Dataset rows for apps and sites
_____

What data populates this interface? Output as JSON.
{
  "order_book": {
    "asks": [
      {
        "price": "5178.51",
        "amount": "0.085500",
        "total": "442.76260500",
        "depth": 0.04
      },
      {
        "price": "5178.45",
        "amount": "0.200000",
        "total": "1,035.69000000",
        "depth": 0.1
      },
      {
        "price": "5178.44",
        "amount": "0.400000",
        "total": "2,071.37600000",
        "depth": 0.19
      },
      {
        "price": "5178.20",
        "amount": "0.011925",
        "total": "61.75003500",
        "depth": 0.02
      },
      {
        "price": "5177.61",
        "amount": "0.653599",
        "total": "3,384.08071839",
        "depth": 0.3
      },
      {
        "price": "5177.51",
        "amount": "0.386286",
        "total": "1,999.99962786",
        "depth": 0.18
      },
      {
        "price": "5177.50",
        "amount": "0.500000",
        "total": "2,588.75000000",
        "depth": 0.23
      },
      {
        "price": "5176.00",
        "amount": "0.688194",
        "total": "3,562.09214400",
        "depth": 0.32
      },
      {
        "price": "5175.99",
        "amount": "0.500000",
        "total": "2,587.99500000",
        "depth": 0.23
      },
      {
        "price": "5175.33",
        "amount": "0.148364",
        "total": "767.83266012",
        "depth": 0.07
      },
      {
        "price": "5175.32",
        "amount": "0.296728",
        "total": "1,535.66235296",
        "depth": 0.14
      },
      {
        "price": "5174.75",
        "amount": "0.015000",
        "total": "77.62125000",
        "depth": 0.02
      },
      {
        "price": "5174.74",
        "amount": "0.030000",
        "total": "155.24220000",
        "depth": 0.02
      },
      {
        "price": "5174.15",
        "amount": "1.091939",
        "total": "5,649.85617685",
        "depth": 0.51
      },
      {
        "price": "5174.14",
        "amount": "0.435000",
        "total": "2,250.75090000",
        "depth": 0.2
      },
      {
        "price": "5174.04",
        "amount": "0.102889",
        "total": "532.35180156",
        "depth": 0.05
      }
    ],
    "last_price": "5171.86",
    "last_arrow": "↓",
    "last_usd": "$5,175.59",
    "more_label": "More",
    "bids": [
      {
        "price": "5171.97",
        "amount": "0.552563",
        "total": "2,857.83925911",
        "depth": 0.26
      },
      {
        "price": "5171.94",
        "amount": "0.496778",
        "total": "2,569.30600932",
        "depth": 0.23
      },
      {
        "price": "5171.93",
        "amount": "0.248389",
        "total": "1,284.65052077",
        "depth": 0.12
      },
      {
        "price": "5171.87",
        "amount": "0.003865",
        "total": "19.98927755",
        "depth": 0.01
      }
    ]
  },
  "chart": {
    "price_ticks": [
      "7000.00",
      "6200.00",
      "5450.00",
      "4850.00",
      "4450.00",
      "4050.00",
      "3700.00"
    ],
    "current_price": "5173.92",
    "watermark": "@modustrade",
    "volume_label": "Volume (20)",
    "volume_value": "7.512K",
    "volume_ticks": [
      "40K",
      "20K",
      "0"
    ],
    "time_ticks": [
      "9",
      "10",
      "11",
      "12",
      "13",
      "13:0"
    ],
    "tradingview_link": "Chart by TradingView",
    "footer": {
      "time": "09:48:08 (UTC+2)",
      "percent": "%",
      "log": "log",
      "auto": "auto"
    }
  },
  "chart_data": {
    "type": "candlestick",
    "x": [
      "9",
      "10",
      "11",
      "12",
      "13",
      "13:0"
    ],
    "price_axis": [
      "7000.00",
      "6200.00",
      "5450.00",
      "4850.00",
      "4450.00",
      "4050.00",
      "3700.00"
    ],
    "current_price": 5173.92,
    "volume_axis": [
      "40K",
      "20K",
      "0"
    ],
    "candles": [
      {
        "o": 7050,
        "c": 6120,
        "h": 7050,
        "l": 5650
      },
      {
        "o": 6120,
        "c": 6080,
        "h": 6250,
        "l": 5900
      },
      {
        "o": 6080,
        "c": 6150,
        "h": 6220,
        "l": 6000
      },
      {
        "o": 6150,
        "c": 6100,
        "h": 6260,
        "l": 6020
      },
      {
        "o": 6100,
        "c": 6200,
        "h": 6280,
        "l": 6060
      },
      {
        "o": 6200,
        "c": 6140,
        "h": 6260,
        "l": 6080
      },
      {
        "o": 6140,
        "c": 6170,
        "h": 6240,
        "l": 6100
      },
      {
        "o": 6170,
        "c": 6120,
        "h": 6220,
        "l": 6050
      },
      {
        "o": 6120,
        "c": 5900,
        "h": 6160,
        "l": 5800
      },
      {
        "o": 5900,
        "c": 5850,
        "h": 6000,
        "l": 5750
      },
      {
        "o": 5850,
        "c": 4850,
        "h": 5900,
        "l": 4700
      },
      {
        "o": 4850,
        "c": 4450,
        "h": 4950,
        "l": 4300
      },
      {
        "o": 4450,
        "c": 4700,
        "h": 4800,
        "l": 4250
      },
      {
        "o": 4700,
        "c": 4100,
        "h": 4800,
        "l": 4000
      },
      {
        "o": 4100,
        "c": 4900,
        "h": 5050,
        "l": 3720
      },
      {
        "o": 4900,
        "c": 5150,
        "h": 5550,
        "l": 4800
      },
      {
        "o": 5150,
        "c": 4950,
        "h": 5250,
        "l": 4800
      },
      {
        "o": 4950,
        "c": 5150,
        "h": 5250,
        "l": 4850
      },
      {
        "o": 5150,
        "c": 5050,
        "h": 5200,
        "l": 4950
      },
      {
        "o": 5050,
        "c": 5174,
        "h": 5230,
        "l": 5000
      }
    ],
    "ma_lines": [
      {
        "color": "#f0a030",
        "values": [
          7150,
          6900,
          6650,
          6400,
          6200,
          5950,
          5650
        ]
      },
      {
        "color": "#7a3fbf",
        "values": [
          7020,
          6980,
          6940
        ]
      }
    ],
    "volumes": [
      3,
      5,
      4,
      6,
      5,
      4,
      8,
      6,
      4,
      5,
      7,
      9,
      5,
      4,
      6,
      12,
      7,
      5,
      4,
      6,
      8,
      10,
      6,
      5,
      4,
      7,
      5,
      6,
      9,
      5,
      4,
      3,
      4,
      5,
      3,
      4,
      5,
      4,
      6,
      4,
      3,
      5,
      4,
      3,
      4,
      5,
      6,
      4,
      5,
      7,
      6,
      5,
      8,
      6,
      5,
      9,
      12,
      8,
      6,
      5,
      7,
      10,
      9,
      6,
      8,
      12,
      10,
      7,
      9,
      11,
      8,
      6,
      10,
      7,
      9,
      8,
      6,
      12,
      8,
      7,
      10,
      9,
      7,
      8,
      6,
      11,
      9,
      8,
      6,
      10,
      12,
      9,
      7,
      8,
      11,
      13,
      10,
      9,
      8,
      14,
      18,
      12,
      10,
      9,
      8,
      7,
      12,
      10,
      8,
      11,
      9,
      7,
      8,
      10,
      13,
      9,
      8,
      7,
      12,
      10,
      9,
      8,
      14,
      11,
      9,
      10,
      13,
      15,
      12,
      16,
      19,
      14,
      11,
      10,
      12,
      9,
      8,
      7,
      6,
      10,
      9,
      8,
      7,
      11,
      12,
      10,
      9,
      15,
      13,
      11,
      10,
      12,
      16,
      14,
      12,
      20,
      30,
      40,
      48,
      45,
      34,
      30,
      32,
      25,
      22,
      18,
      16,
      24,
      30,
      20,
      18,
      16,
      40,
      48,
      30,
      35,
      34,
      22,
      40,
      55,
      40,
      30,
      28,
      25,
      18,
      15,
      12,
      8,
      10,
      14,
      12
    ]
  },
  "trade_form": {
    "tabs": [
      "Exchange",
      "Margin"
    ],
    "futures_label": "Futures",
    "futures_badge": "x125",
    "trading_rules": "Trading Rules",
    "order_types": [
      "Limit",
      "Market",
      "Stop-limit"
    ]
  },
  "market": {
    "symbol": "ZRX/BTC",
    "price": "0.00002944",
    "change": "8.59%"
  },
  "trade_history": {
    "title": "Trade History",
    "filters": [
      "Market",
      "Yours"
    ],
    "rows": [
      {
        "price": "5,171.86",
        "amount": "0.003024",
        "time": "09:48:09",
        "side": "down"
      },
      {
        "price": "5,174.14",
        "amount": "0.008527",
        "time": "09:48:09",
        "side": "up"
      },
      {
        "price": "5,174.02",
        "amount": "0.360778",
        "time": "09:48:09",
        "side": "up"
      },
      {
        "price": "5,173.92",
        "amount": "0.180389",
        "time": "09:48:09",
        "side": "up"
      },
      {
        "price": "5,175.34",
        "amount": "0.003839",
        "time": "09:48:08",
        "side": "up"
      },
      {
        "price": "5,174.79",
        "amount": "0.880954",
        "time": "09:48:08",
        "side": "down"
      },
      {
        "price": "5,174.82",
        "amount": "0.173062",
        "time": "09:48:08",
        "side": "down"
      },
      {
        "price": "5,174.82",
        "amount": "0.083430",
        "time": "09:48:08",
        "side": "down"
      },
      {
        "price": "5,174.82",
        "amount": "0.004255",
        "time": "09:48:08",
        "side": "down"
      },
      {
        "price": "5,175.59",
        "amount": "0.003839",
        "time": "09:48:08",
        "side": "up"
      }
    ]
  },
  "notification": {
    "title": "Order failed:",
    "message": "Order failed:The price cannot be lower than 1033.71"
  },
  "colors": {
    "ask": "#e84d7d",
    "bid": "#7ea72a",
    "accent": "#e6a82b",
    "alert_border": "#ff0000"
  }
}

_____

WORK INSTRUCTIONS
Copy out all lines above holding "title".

EXERCISE ANSWER
    "title": "Trade History",
    "title": "Order failed:",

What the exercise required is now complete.